Come November and the highway to Pushkar encounters a traffic jam of a unique kind. Two out of its eight lanes are jampacked with camels. The destination? The Pushkar Fair. The Pushkar Cattle Fair is undoubtedly one of the largest in India with livestock trading spread almost over 10 days. More interestingly, the fair also involves a fair share of religious tourism as devotees take a dip in the holy lake at Pushkar to seek salvation from their sins.
Throughout the fair a mood of merriment prevails with acrobats, rural artists, folk singers and dancers holding the show. While on one hand camels are being judged on their might and beauty, on the other horses are being raced by their masters. A cacophony dominates the air – of buyers bargaining over the cattle price, of people placing bets for the horse race, of crowds cheering, of sellers drawing attention to their goods. There is yet another reason that makes the Pushkar Fair this year a ‘must watch’ – the Pushkar Lake, after a recent bout of heavy rain, has come back to life. Few people know that it is on these very banks that the only temple in India dedicated to Lord Brahma is located.
JAGADHATRI PUJA, CHANDANNAGAR
Invoking the bearer of the world
Jagadhatri Puja in Chandannagar, the erstwhile French colony in West Bengal, is as well known as the Durga Puja in Kolkata and is celebrated with as much fervour. In fact, there’s more zing to it. Chandannagar, compared to Kolkata, is a very small town, and the population at this time of the year, even by conservative estimates, triples in size. So, there are a lot of welldressed, cheerful people in a celebratory mood literally everywhere. Every lane hosts a pandal…it’s like being at a party which the entire town is a part of!

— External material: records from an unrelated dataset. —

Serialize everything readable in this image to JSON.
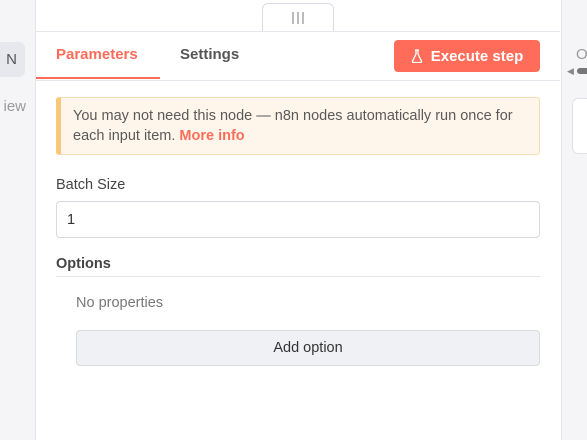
{
  "left_panel": {
    "active_tab_label": "N",
    "second_tab_label": "iew"
  },
  "right_panel": {
    "label": "O"
  },
  "tabs": [
    {
      "label": "Parameters",
      "active": true
    },
    {
      "label": "Settings",
      "active": false
    }
  ],
  "execute_button": {
    "label": "Execute step",
    "icon": "flask-icon"
  },
  "notice": {
    "text": "You may not need this node — n8n nodes automatically run once for each input item.",
    "link": "More info"
  },
  "batch_size": {
    "label": "Batch Size",
    "value": "1"
  },
  "options": {
    "label": "Options",
    "empty_text": "No properties",
    "add_button": "Add option"
  },
  "colors": {
    "accent": "#ff6d5a",
    "notice_bg": "#fef6ea",
    "notice_border": "#f7c877"
  }
}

The lighting arrangements done around the town during the puja is as much a treat to watch. Huge, 3D canvases made of light bulbs bring to life scenes from the circus, country side, mythology, sports etc. There’s something new to look forward to each year because the lighting artists draw inspiration from current affairs to create the themes. Today, the small town of Chandannagar alone hosts over 120 community pujas, most of them affiliated to the Chandannagar Central Jagadhatri Puja Committee. The magnificently ornamented idol of Goddess Jagadhatri (the name means ‘bearer of the world’), holding a conch, a chakra, a bow and an arrow in her four hands, is awe-inspiring, to say the least. Riding on a lion that’s seated atop the elephant demon, the Goddess adorns a snake around her slender neck. Jagadhatri is considered to be another form of Durga. In fact, while Durga appears in the Shukla Navami of the Bengali month of Ashwin as a 10-handed Goddess, on the same day, in the month of Karthik, she arrives as the four-handed mother of the universe.

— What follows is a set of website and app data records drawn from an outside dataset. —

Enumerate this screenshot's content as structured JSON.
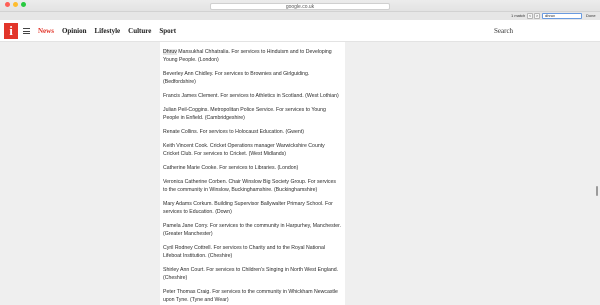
{
  "browser": {
    "url": "google.co.uk",
    "find": {
      "match_count": "1 match",
      "prev": "<",
      "next": ">",
      "query": "dhruv",
      "done_label": "Done"
    },
    "colors": {
      "close": "#ff5f57",
      "minimize": "#ffbd2e",
      "maximize": "#28c940"
    }
  },
  "header": {
    "logo": "i",
    "nav": [
      "News",
      "Opinion",
      "Lifestyle",
      "Culture",
      "Sport"
    ],
    "active_nav": "News",
    "search_label": "Search",
    "colors": {
      "brand": "#e2352a"
    }
  },
  "entries": [
    {
      "highlight": "Dhruv",
      "text": " Mansukhal Chhatralia. For services to Hinduism and to Developing Young People. (London)"
    },
    {
      "highlight": "",
      "text": "Beverley Ann Chidley. For services to Brownies and Girlguiding. (Bedfordshire)"
    },
    {
      "highlight": "",
      "text": "Francis James Clement. For services to Athletics in Scotland. (West Lothian)"
    },
    {
      "highlight": "",
      "text": "Julian Peil-Coggins. Metropolitan Police Service. For services to Young People in Enfield. (Cambridgeshire)"
    },
    {
      "highlight": "",
      "text": "Renate Collins. For services to Holocaust Education. (Gwent)"
    },
    {
      "highlight": "",
      "text": "Keith Vincent Cook. Cricket Operations manager Warwickshire County Cricket Club. For services to Cricket. (West Midlands)"
    },
    {
      "highlight": "",
      "text": "Catherine Marie Cooke. For services to Libraries. (London)"
    },
    {
      "highlight": "",
      "text": "Veronica Catherine Corben. Chair Winslow Big Society Group. For services to the community in Winslow, Buckinghamshire. (Buckinghamshire)"
    },
    {
      "highlight": "",
      "text": "Mary Adams Corkum. Building Supervisor Ballywalter Primary School. For services to Education. (Down)"
    },
    {
      "highlight": "",
      "text": "Pamela Jane Corry. For services to the community in Harpurhey, Manchester. (Greater Manchester)"
    },
    {
      "highlight": "",
      "text": "Cyril Rodney Cottrell. For services to Charity and to the Royal National Lifeboat Institution. (Cheshire)"
    },
    {
      "highlight": "",
      "text": "Shirley Ann Court. For services to Children's Singing in North West England. (Cheshire)"
    },
    {
      "highlight": "",
      "text": "Peter Thomas Craig. For services to the community in Whickham Newcastle upon Tyne. (Tyne and Wear)"
    }
  ]
}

GANGA MAHOTSAV, VARANASI
The river song
A dip in the Ganga in Varanasi at the break of dawn, on the day of Kartik Purnima, is believed to bring salvation. Most pilgrims gather along the ghats while tourists take the boats to the middle of the river to get a grand view of this spectacle. Gangaa Mahotsav, a cultural festival is also organised during this time. While the stairs of Rajendra Ghat double up as as galleries, the quadrangle overlooking the river becomes the stage.
Leading artists from across the country perform at night and during the day, traditional sports like wrestling and malkhamb take centrestage. The evening of Kartik Purnima is devoted to Dev Deepavali when thousands of lamps are lit to welcome the gods. Huge wheels fixed on the façade of the buildings adjoining the river bank are also set on fire, creating a phantasmagoria of colours. Priests holding huge lamps perform the Ganga-aarti and chant hymns in honour of the gods and the river. Thousands of devotees gather on the river banks to make their offerings to the river – a small lamp and a few flowers folded in a leaf.

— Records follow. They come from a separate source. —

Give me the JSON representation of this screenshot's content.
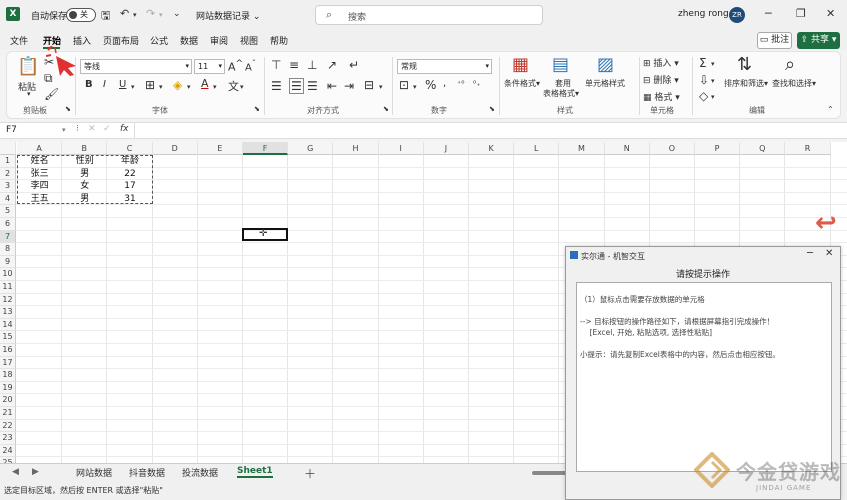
{
  "titlebar": {
    "app_icon": "X",
    "autosave_label": "自动保存",
    "autosave_state": "关",
    "doc_title": "网站数据记录",
    "search_placeholder": "搜索",
    "username": "zheng rong",
    "avatar_initials": "ZR"
  },
  "menu": {
    "tabs": [
      "文件",
      "开始",
      "插入",
      "页面布局",
      "公式",
      "数据",
      "审阅",
      "视图",
      "帮助"
    ],
    "active_tab": "开始",
    "comment_label": "批注",
    "share_label": "共享"
  },
  "ribbon": {
    "paste_label": "粘贴",
    "clipboard_group": "剪贴板",
    "font_name": "等线",
    "font_size": "11",
    "font_group": "字体",
    "align_group": "对齐方式",
    "number_format": "常规",
    "number_group": "数字",
    "cond_format_label": "条件格式",
    "table_format_label_1": "套用",
    "table_format_label_2": "表格格式",
    "cell_style_label": "单元格样式",
    "styles_group": "样式",
    "insert_label": "插入",
    "delete_label": "删除",
    "format_label": "格式",
    "cells_group": "单元格",
    "sort_filter_label": "排序和筛选",
    "find_select_label": "查找和选择",
    "editing_group": "编辑"
  },
  "formula_bar": {
    "name_box": "F7",
    "fx_label": "fx"
  },
  "grid": {
    "columns": [
      "A",
      "B",
      "C",
      "D",
      "E",
      "F",
      "G",
      "H",
      "I",
      "J",
      "K",
      "L",
      "M",
      "N",
      "O",
      "P",
      "Q",
      "R"
    ],
    "selected_column": "F",
    "rows": [
      "1",
      "2",
      "3",
      "4",
      "5",
      "6",
      "7",
      "8",
      "9",
      "10",
      "11",
      "12",
      "13",
      "14",
      "15",
      "16",
      "17",
      "18",
      "19",
      "20",
      "21",
      "22",
      "23",
      "24",
      "25"
    ],
    "selected_row": "7",
    "data": [
      [
        "姓名",
        "性别",
        "年龄"
      ],
      [
        "张三",
        "男",
        "22"
      ],
      [
        "李四",
        "女",
        "17"
      ],
      [
        "王五",
        "男",
        "31"
      ]
    ]
  },
  "sheets": {
    "tabs": [
      "网站数据",
      "抖音数据",
      "投流数据",
      "Sheet1"
    ],
    "active": "Sheet1"
  },
  "status_text": "选定目标区域，然后按 ENTER 或选择\"粘贴\"",
  "dialog": {
    "title": "实尔通 - 机智交互",
    "heading": "请按提示操作",
    "lines": [
      "（1）鼠标点击需要存放数据的单元格",
      "--> 目标按钮的操作路径如下，请根据屏幕指引完成操作！",
      "    [Excel, 开始, 粘贴选项, 选择性粘贴]",
      "小提示：请先复制Excel表格中的内容，然后点击相应按钮。"
    ]
  },
  "watermark": {
    "main": "今金贷游戏",
    "sub": "JINDAI GAME"
  },
  "colors": {
    "excel_green": "#1d6f42",
    "pointer_red": "#e03030"
  }
}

By Supreet Cheema
About the author
Supreet loves to travel and getting into the skin of the destination. Active on travel forums, she likes to read and dance in her free time.